Her father, however, is an unscrupulous, bullying, meanie who constantly berates her. He nicknames her, “Worthless,” and is incapable of seeing beyond what he sees as her failures. Early on, Kaya recognizes that her father has no morals or integrity. Even if she can’t identify his faults cognitively, she emotionally senses he is not worthy of respect.
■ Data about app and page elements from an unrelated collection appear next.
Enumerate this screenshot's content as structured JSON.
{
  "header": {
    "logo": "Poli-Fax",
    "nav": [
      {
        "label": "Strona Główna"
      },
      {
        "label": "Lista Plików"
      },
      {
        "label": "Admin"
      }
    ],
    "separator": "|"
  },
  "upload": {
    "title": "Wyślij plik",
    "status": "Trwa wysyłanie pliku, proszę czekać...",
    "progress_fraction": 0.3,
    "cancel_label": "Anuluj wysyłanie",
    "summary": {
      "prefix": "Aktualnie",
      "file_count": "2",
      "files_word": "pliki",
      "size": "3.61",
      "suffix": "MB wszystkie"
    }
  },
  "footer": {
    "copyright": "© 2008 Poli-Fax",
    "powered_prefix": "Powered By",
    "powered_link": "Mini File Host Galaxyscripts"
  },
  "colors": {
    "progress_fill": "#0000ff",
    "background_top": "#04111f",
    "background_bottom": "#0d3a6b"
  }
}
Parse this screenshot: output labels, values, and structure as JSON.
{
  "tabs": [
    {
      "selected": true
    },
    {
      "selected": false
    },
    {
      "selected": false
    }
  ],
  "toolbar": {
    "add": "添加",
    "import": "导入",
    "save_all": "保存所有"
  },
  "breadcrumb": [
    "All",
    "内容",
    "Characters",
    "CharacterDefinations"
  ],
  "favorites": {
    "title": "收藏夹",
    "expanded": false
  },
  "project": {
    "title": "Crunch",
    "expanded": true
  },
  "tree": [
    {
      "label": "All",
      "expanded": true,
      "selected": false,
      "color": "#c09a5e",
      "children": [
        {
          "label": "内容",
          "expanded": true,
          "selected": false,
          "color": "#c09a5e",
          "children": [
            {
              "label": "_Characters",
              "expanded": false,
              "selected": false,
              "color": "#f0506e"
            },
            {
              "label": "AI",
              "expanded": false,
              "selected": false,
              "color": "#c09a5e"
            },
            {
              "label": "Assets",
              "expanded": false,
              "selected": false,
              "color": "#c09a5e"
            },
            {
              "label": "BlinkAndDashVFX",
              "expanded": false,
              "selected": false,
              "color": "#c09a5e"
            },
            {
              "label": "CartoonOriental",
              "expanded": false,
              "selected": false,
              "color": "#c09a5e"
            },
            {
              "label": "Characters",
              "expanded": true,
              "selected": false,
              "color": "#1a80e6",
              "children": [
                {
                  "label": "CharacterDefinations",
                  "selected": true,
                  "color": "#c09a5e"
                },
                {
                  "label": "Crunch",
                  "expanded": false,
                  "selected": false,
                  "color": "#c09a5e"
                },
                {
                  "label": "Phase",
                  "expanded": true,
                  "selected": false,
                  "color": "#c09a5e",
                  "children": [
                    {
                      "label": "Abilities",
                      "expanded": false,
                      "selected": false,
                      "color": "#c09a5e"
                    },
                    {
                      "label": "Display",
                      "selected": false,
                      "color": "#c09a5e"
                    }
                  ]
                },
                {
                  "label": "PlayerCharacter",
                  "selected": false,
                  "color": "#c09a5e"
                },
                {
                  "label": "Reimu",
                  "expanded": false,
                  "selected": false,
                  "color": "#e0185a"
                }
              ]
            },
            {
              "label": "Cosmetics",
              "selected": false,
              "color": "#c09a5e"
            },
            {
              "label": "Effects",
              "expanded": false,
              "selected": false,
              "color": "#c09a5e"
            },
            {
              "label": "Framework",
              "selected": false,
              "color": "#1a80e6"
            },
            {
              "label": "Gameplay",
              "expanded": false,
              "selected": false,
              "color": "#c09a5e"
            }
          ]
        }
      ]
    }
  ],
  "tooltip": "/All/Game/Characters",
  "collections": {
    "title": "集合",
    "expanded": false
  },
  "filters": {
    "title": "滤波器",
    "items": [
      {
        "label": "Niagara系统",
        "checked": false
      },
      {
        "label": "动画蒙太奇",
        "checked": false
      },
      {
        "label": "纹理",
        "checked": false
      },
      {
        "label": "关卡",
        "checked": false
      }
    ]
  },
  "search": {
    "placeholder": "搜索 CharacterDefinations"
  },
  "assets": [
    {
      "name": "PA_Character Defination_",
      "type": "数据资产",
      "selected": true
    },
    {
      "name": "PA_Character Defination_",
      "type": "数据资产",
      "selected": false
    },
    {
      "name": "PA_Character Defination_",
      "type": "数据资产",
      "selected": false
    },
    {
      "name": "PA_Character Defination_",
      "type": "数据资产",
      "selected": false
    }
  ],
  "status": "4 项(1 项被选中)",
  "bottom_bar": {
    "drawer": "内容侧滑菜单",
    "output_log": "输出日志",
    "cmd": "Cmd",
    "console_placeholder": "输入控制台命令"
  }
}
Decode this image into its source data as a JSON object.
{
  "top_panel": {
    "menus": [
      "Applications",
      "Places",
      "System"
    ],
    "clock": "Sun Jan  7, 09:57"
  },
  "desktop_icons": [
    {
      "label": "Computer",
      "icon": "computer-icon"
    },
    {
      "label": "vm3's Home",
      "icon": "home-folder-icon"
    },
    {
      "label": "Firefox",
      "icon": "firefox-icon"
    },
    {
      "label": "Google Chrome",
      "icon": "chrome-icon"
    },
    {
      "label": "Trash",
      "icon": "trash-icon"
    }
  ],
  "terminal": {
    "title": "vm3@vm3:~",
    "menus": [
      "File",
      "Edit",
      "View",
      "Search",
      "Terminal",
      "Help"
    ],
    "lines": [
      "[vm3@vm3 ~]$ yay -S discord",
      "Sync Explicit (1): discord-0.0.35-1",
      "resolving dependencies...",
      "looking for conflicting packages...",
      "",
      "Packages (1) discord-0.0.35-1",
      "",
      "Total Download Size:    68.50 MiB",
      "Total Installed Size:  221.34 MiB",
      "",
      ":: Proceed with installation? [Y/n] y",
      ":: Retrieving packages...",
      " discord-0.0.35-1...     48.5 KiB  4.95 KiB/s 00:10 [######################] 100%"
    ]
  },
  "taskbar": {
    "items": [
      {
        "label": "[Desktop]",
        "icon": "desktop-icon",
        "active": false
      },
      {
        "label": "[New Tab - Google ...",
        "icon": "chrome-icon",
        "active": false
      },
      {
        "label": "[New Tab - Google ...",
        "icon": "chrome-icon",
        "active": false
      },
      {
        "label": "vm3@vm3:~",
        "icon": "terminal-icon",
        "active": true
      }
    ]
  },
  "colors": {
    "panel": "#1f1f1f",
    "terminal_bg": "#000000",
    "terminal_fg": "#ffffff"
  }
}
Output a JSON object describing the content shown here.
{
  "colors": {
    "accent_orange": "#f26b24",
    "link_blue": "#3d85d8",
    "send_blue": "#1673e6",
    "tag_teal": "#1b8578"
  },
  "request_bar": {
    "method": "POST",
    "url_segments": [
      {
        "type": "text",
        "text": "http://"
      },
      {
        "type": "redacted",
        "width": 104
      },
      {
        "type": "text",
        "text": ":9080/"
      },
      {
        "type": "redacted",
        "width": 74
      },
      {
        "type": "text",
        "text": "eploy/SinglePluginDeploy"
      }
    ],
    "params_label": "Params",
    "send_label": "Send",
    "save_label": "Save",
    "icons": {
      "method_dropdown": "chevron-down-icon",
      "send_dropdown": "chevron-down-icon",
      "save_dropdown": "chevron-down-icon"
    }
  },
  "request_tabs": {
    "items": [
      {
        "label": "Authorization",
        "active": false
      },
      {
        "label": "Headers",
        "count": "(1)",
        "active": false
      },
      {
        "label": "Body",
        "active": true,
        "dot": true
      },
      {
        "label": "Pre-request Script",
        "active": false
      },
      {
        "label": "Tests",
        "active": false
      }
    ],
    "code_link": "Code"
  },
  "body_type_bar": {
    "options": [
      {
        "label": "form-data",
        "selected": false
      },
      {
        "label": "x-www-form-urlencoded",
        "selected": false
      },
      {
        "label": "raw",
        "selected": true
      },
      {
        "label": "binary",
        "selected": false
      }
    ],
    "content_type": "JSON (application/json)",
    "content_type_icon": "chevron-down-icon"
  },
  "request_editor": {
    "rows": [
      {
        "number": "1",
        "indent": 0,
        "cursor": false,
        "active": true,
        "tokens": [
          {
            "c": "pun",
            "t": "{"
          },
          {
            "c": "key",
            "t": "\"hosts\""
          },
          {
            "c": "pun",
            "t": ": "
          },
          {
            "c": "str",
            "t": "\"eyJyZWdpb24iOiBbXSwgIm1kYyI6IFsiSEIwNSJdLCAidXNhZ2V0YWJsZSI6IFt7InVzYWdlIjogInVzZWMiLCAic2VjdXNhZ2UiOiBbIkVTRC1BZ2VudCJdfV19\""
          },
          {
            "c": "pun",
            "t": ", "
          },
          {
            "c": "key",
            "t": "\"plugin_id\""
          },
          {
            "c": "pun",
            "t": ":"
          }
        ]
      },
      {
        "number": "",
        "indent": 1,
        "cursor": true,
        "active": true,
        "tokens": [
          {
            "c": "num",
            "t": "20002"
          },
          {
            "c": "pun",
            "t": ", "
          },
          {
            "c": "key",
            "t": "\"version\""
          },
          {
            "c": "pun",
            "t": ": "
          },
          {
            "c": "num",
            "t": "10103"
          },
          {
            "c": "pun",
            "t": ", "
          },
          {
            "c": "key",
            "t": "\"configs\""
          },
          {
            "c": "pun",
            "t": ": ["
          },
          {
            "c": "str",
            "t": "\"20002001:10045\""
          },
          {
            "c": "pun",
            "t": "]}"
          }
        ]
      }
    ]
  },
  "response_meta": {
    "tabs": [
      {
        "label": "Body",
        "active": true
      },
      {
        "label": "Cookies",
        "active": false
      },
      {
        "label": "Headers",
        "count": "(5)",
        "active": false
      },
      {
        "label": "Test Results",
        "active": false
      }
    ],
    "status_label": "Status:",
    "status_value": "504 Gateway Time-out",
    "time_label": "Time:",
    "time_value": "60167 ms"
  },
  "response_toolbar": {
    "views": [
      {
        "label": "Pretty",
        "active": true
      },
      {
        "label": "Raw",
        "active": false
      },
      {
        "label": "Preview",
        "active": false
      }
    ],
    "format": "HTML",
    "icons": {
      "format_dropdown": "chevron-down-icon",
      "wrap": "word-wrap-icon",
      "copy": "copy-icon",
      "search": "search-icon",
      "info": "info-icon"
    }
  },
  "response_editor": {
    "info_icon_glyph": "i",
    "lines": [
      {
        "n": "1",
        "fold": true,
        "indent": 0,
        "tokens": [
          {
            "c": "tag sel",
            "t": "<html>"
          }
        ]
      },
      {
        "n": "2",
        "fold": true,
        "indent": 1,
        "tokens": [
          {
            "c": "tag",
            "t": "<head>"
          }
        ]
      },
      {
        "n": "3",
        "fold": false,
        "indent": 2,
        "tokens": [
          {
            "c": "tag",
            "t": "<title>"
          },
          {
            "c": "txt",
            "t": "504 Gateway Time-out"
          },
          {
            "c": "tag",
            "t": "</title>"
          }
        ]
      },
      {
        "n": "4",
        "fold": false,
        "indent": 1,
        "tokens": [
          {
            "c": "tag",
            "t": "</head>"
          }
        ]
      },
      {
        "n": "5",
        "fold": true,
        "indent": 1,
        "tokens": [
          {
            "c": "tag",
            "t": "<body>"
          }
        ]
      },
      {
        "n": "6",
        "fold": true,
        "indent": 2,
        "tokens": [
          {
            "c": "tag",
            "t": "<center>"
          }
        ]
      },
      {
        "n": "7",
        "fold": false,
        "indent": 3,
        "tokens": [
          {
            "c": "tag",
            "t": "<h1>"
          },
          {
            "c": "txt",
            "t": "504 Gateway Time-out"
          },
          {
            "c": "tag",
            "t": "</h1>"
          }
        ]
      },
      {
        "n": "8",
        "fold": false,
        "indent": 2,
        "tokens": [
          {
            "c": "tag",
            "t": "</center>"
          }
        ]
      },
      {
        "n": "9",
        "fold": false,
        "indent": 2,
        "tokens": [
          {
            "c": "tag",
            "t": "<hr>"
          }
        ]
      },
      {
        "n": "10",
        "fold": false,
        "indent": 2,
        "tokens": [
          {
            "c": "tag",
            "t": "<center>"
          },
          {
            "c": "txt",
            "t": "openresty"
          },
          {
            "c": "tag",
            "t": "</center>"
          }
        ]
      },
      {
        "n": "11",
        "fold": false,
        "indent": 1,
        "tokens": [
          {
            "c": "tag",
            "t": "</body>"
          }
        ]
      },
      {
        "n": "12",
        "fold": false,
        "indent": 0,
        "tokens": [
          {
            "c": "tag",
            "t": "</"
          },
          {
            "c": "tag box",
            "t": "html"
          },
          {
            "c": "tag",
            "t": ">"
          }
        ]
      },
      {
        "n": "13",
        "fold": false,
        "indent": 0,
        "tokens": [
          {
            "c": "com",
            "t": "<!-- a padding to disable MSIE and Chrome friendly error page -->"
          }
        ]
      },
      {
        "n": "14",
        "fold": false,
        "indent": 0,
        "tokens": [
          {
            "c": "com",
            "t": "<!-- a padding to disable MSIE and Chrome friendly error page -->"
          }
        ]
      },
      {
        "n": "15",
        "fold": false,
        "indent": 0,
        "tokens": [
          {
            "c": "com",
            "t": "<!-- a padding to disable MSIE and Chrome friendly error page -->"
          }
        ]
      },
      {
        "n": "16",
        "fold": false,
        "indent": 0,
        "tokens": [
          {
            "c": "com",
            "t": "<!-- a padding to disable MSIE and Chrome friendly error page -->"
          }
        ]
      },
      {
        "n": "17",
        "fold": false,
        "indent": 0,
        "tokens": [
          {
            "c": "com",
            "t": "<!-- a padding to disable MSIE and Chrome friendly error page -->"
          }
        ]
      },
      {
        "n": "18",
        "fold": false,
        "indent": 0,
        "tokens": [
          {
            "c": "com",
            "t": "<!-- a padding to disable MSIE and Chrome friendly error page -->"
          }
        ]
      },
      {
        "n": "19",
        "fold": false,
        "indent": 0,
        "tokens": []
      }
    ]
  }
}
For a while, she is conflicted—she knows she should revere him as her father, but his lack of admirable characteristics negates any attachment to him or his ways.
Children who live with similar emotional and physical abuse by parents struggle as Kaya does to reconcile society’s push to honor thy father and mother, with the contradictory push to idolize positive role models in the adults around them.
Such children either mimic the cruelty they see and experience—often turning to violent “acting out,” such as animal abuse; or collapse into “learned helplessness” and timidly accept bad treatment; or purposefully seek out alternative guidance and lifestyles opposite of the ones they have been imprisoned in.
Animal abuse usually begins in frustrated, non-verbal, unsupported children in the middle-grade years, when children first discover their own power over those “below” them in the family food chain, which are often pets. Multiple studies have shown that without intervention, animal abuse always escalates into violence against people when these troubled children become adolescents and adults.
By utilizing “first paw” (person) telling, I strive to help young readers see the world through the protagonist dog’s eyes, mind, and heart—thereby tapping into inborn empathy, before the world teaches that child to bury his or her kindness. Having the dogs go through conflicts young human readers may experience first-hand, I hope that my audience can see there are other ways to deal with frustration, trauma, and betrayal.
Like Max and Gator, the stars of my other children’s books (see www.sunnyweber.com), Kaya battles her own innate demons. Yet she wants to emulate her courageous and kind coyote mother, and reject her cruel, closed-minded father. I wanted to show children that just because you are born into certain circumstances, you do have choices in whom and what you ultimately become.
Ultimately, Kaya must leave the family she can’t truly belong to and find her own way—utilizing her inborn talents and to learn skills that fit her nature. Just as children grow up and must leave home to strike out on their own, Kaya faces her future—sometimes with courage, sometimes with fear. But she knows there is no home to return to, until she finally finds she is at home within herself.